- _TASK GOAL_: Copy out every record below exactly as written, but leave out any pictures.

- _Stored entries_:
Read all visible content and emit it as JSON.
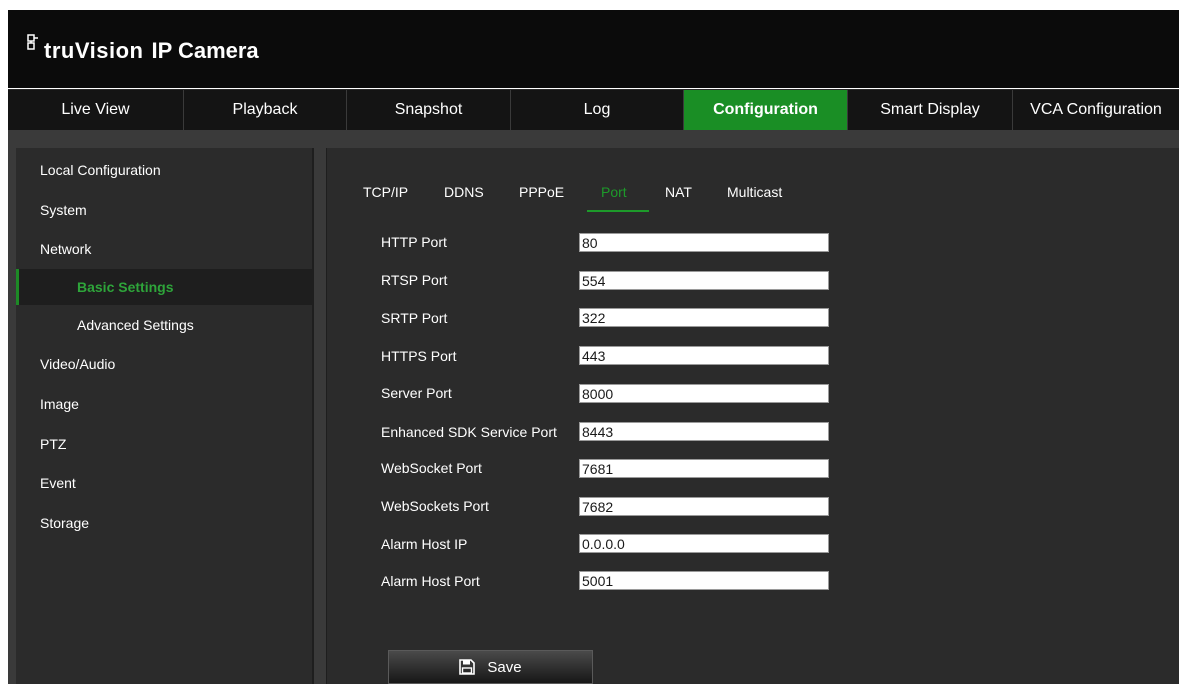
{
  "header": {
    "logo_brand": "truVision",
    "logo_product": "IP Camera"
  },
  "nav": {
    "tabs": [
      {
        "label": "Live View"
      },
      {
        "label": "Playback"
      },
      {
        "label": "Snapshot"
      },
      {
        "label": "Log"
      },
      {
        "label": "Configuration",
        "active": true
      },
      {
        "label": "Smart Display"
      },
      {
        "label": "VCA Configuration"
      }
    ]
  },
  "sidebar": {
    "items": [
      {
        "label": "Local Configuration",
        "level": 1
      },
      {
        "label": "System",
        "level": 1
      },
      {
        "label": "Network",
        "level": 1
      },
      {
        "label": "Basic Settings",
        "level": 2,
        "active": true
      },
      {
        "label": "Advanced Settings",
        "level": 2
      },
      {
        "label": "Video/Audio",
        "level": 1
      },
      {
        "label": "Image",
        "level": 1
      },
      {
        "label": "PTZ",
        "level": 1
      },
      {
        "label": "Event",
        "level": 1
      },
      {
        "label": "Storage",
        "level": 1
      }
    ]
  },
  "subtabs": [
    {
      "label": "TCP/IP"
    },
    {
      "label": "DDNS"
    },
    {
      "label": "PPPoE"
    },
    {
      "label": "Port",
      "active": true
    },
    {
      "label": "NAT"
    },
    {
      "label": "Multicast"
    }
  ],
  "fields": [
    {
      "label": "HTTP Port",
      "value": "80"
    },
    {
      "label": "RTSP Port",
      "value": "554"
    },
    {
      "label": "SRTP Port",
      "value": "322"
    },
    {
      "label": "HTTPS Port",
      "value": "443"
    },
    {
      "label": "Server Port",
      "value": "8000"
    },
    {
      "label": "Enhanced SDK Service Port",
      "value": "8443"
    },
    {
      "label": "WebSocket Port",
      "value": "7681"
    },
    {
      "label": "WebSockets Port",
      "value": "7682"
    },
    {
      "label": "Alarm Host IP",
      "value": "0.0.0.0"
    },
    {
      "label": "Alarm Host Port",
      "value": "5001"
    }
  ],
  "actions": {
    "save_label": "Save"
  },
  "icons": {
    "logo": "truvision-logo-icon",
    "save": "floppy-disk-icon"
  },
  "colors": {
    "accent": "#1a8e25",
    "active_text": "#2ea43a",
    "panel": "#2b2b2b",
    "header": "#0b0b0b"
  }
}
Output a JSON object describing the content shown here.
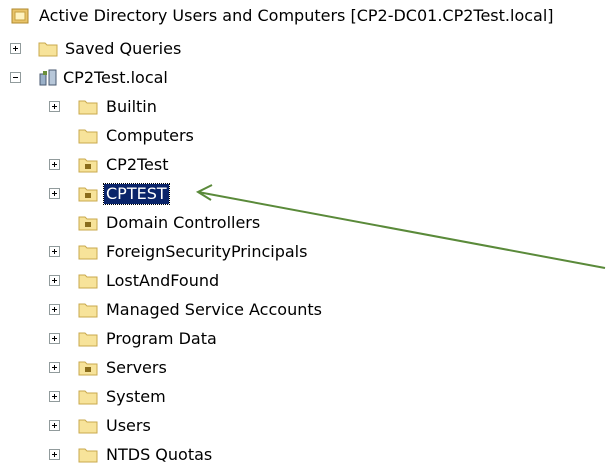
{
  "tree": {
    "root": {
      "label": "Active Directory Users and Computers [CP2-DC01.CP2Test.local]",
      "icon": "ad-console-icon"
    },
    "saved_queries": {
      "label": "Saved Queries",
      "icon": "folder-icon"
    },
    "domain": {
      "label": "CP2Test.local",
      "icon": "domain-icon"
    },
    "children": [
      {
        "label": "Builtin",
        "icon": "folder-icon",
        "expandable": true
      },
      {
        "label": "Computers",
        "icon": "folder-icon",
        "expandable": false
      },
      {
        "label": "CP2Test",
        "icon": "ou-icon",
        "expandable": true
      },
      {
        "label": "CPTEST",
        "icon": "ou-icon",
        "expandable": true,
        "selected": true
      },
      {
        "label": "Domain Controllers",
        "icon": "ou-icon",
        "expandable": false
      },
      {
        "label": "ForeignSecurityPrincipals",
        "icon": "folder-icon",
        "expandable": true
      },
      {
        "label": "LostAndFound",
        "icon": "folder-icon",
        "expandable": true
      },
      {
        "label": "Managed Service Accounts",
        "icon": "folder-icon",
        "expandable": true
      },
      {
        "label": "Program Data",
        "icon": "folder-icon",
        "expandable": true
      },
      {
        "label": "Servers",
        "icon": "ou-icon",
        "expandable": true
      },
      {
        "label": "System",
        "icon": "folder-icon",
        "expandable": true
      },
      {
        "label": "Users",
        "icon": "folder-icon",
        "expandable": true
      },
      {
        "label": "NTDS Quotas",
        "icon": "folder-icon",
        "expandable": true
      }
    ]
  },
  "colors": {
    "selection": "#0a246a",
    "folder": "#f7e39a",
    "arrow": "#5a8a3a"
  }
}
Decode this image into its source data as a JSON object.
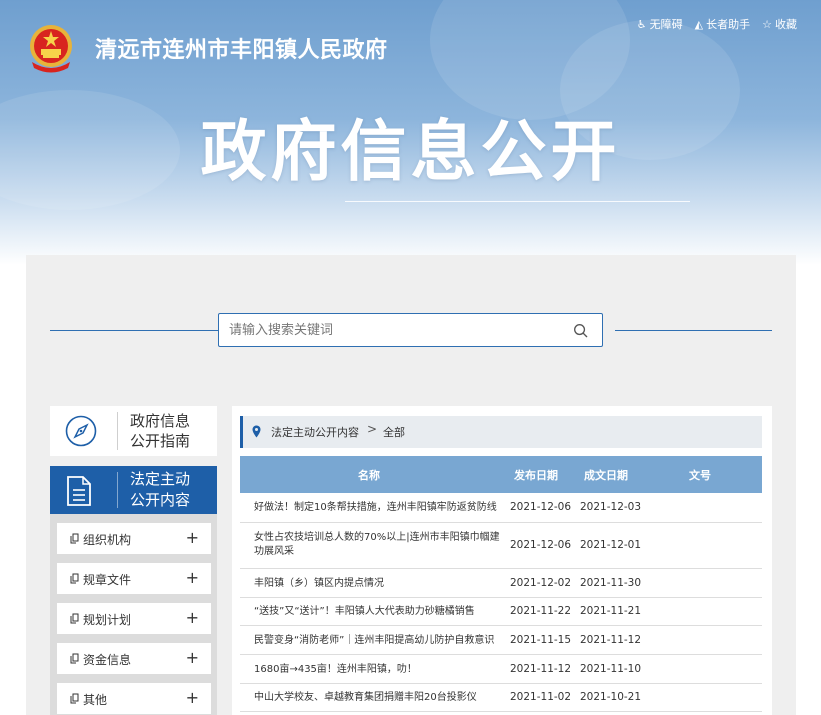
{
  "header": {
    "site_title": "清远市连州市丰阳镇人民政府",
    "links": [
      {
        "label": "无障碍",
        "icon": "accessibility-icon"
      },
      {
        "label": "长者助手",
        "icon": "elder-assistant-icon"
      },
      {
        "label": "收藏",
        "icon": "star-icon"
      }
    ],
    "banner_title": "政府信息公开"
  },
  "search": {
    "placeholder": "请输入搜索关键词",
    "icon": "search-icon"
  },
  "sidebar": {
    "guide": {
      "line1": "政府信息",
      "line2": "公开指南",
      "icon": "compass-icon"
    },
    "active": {
      "line1": "法定主动",
      "line2": "公开内容",
      "icon": "document-icon"
    },
    "items": [
      {
        "label": "组织机构"
      },
      {
        "label": "规章文件"
      },
      {
        "label": "规划计划"
      },
      {
        "label": "资金信息"
      },
      {
        "label": "其他"
      }
    ],
    "expand_symbol": "+"
  },
  "breadcrumb": {
    "section": "法定主动公开内容",
    "separator": ">",
    "current": "全部"
  },
  "table": {
    "headers": {
      "name": "名称",
      "publish_date": "发布日期",
      "doc_date": "成文日期",
      "doc_no": "文号"
    },
    "rows": [
      {
        "name": "好做法！制定10条帮扶措施，连州丰阳镇牢防返贫防线",
        "publish_date": "2021-12-06",
        "doc_date": "2021-12-03"
      },
      {
        "name": "女性占农技培训总人数的70%以上|连州市丰阳镇巾帼建功展风采",
        "publish_date": "2021-12-06",
        "doc_date": "2021-12-01"
      },
      {
        "name": "丰阳镇（乡）镇区内提点情况",
        "publish_date": "2021-12-02",
        "doc_date": "2021-11-30"
      },
      {
        "name": "“送技”又“送计”！丰阳镇人大代表助力砂糖橘销售",
        "publish_date": "2021-11-22",
        "doc_date": "2021-11-21"
      },
      {
        "name": "民警变身“消防老师”｜连州丰阳提高幼儿防护自救意识",
        "publish_date": "2021-11-15",
        "doc_date": "2021-11-12"
      },
      {
        "name": "1680亩→435亩！连州丰阳镇，叻！",
        "publish_date": "2021-11-12",
        "doc_date": "2021-11-10"
      },
      {
        "name": "中山大学校友、卓越教育集团捐赠丰阳20台投影仪",
        "publish_date": "2021-11-02",
        "doc_date": "2021-10-21"
      }
    ]
  },
  "colors": {
    "primary": "#1e5fa8",
    "table_header": "#79a7d2",
    "panel_bg": "#efefef"
  }
}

- _SOLUTION TO THIS EXERCISE_:
Read all visible content and emit it as JSON.
{
  "header": {
    "logo_brand": "truVision",
    "logo_product": "IP Camera"
  },
  "nav": {
    "tabs": [
      {
        "label": "Live View"
      },
      {
        "label": "Playback"
      },
      {
        "label": "Snapshot"
      },
      {
        "label": "Log"
      },
      {
        "label": "Configuration",
        "active": true
      },
      {
        "label": "Smart Display"
      },
      {
        "label": "VCA Configuration"
      }
    ]
  },
  "sidebar": {
    "items": [
      {
        "label": "Local Configuration",
        "level": 1
      },
      {
        "label": "System",
        "level": 1
      },
      {
        "label": "Network",
        "level": 1
      },
      {
        "label": "Basic Settings",
        "level": 2,
        "active": true
      },
      {
        "label": "Advanced Settings",
        "level": 2
      },
      {
        "label": "Video/Audio",
        "level": 1
      },
      {
        "label": "Image",
        "level": 1
      },
      {
        "label": "PTZ",
        "level": 1
      },
      {
        "label": "Event",
        "level": 1
      },
      {
        "label": "Storage",
        "level": 1
      }
    ]
  },
  "subtabs": [
    {
      "label": "TCP/IP"
    },
    {
      "label": "DDNS"
    },
    {
      "label": "PPPoE"
    },
    {
      "label": "Port",
      "active": true
    },
    {
      "label": "NAT"
    },
    {
      "label": "Multicast"
    }
  ],
  "fields": [
    {
      "label": "HTTP Port",
      "value": "80"
    },
    {
      "label": "RTSP Port",
      "value": "554"
    },
    {
      "label": "SRTP Port",
      "value": "322"
    },
    {
      "label": "HTTPS Port",
      "value": "443"
    },
    {
      "label": "Server Port",
      "value": "8000"
    },
    {
      "label": "Enhanced SDK Service Port",
      "value": "8443"
    },
    {
      "label": "WebSocket Port",
      "value": "7681"
    },
    {
      "label": "WebSockets Port",
      "value": "7682"
    },
    {
      "label": "Alarm Host IP",
      "value": "0.0.0.0"
    },
    {
      "label": "Alarm Host Port",
      "value": "5001"
    }
  ],
  "actions": {
    "save_label": "Save"
  },
  "icons": {
    "logo": "truvision-logo-icon",
    "save": "floppy-disk-icon"
  },
  "colors": {
    "accent": "#1a8e25",
    "active_text": "#2ea43a",
    "panel": "#2b2b2b",
    "header": "#0b0b0b"
  }
}
Output a JSON object describing the content shown here.
{
  "tree": {
    "root": {
      "label": "Active Directory Users and Computers [CP2-DC01.CP2Test.local]",
      "icon": "ad-console-icon"
    },
    "saved_queries": {
      "label": "Saved Queries",
      "icon": "folder-icon"
    },
    "domain": {
      "label": "CP2Test.local",
      "icon": "domain-icon"
    },
    "children": [
      {
        "label": "Builtin",
        "icon": "folder-icon",
        "expandable": true
      },
      {
        "label": "Computers",
        "icon": "folder-icon",
        "expandable": false
      },
      {
        "label": "CP2Test",
        "icon": "ou-icon",
        "expandable": true
      },
      {
        "label": "CPTEST",
        "icon": "ou-icon",
        "expandable": true,
        "selected": true
      },
      {
        "label": "Domain Controllers",
        "icon": "ou-icon",
        "expandable": false
      },
      {
        "label": "ForeignSecurityPrincipals",
        "icon": "folder-icon",
        "expandable": true
      },
      {
        "label": "LostAndFound",
        "icon": "folder-icon",
        "expandable": true
      },
      {
        "label": "Managed Service Accounts",
        "icon": "folder-icon",
        "expandable": true
      },
      {
        "label": "Program Data",
        "icon": "folder-icon",
        "expandable": true
      },
      {
        "label": "Servers",
        "icon": "ou-icon",
        "expandable": true
      },
      {
        "label": "System",
        "icon": "folder-icon",
        "expandable": true
      },
      {
        "label": "Users",
        "icon": "folder-icon",
        "expandable": true
      },
      {
        "label": "NTDS Quotas",
        "icon": "folder-icon",
        "expandable": true
      }
    ]
  },
  "colors": {
    "selection": "#0a246a",
    "folder": "#f7e39a",
    "arrow": "#5a8a3a"
  }
}
Decode this image into its source data as a JSON object.
{
  "header": {
    "site_title": "清远市连州市丰阳镇人民政府",
    "links": [
      {
        "label": "无障碍",
        "icon": "accessibility-icon"
      },
      {
        "label": "长者助手",
        "icon": "elder-assistant-icon"
      },
      {
        "label": "收藏",
        "icon": "star-icon"
      }
    ],
    "banner_title": "政府信息公开"
  },
  "search": {
    "placeholder": "请输入搜索关键词",
    "icon": "search-icon"
  },
  "sidebar": {
    "guide": {
      "line1": "政府信息",
      "line2": "公开指南",
      "icon": "compass-icon"
    },
    "active": {
      "line1": "法定主动",
      "line2": "公开内容",
      "icon": "document-icon"
    },
    "items": [
      {
        "label": "组织机构"
      },
      {
        "label": "规章文件"
      },
      {
        "label": "规划计划"
      },
      {
        "label": "资金信息"
      },
      {
        "label": "其他"
      }
    ],
    "expand_symbol": "+"
  },
  "breadcrumb": {
    "section": "法定主动公开内容",
    "separator": ">",
    "current": "全部"
  },
  "table": {
    "headers": {
      "name": "名称",
      "publish_date": "发布日期",
      "doc_date": "成文日期",
      "doc_no": "文号"
    },
    "rows": [
      {
        "name": "好做法！制定10条帮扶措施，连州丰阳镇牢防返贫防线",
        "publish_date": "2021-12-06",
        "doc_date": "2021-12-03"
      },
      {
        "name": "女性占农技培训总人数的70%以上|连州市丰阳镇巾帼建功展风采",
        "publish_date": "2021-12-06",
        "doc_date": "2021-12-01"
      },
      {
        "name": "丰阳镇（乡）镇区内提点情况",
        "publish_date": "2021-12-02",
        "doc_date": "2021-11-30"
      },
      {
        "name": "“送技”又“送计”！丰阳镇人大代表助力砂糖橘销售",
        "publish_date": "2021-11-22",
        "doc_date": "2021-11-21"
      },
      {
        "name": "民警变身“消防老师”｜连州丰阳提高幼儿防护自救意识",
        "publish_date": "2021-11-15",
        "doc_date": "2021-11-12"
      },
      {
        "name": "1680亩→435亩！连州丰阳镇，叻！",
        "publish_date": "2021-11-12",
        "doc_date": "2021-11-10"
      },
      {
        "name": "中山大学校友、卓越教育集团捐赠丰阳20台投影仪",
        "publish_date": "2021-11-02",
        "doc_date": "2021-10-21"
      }
    ]
  },
  "colors": {
    "primary": "#1e5fa8",
    "table_header": "#79a7d2",
    "panel_bg": "#efefef"
  }
}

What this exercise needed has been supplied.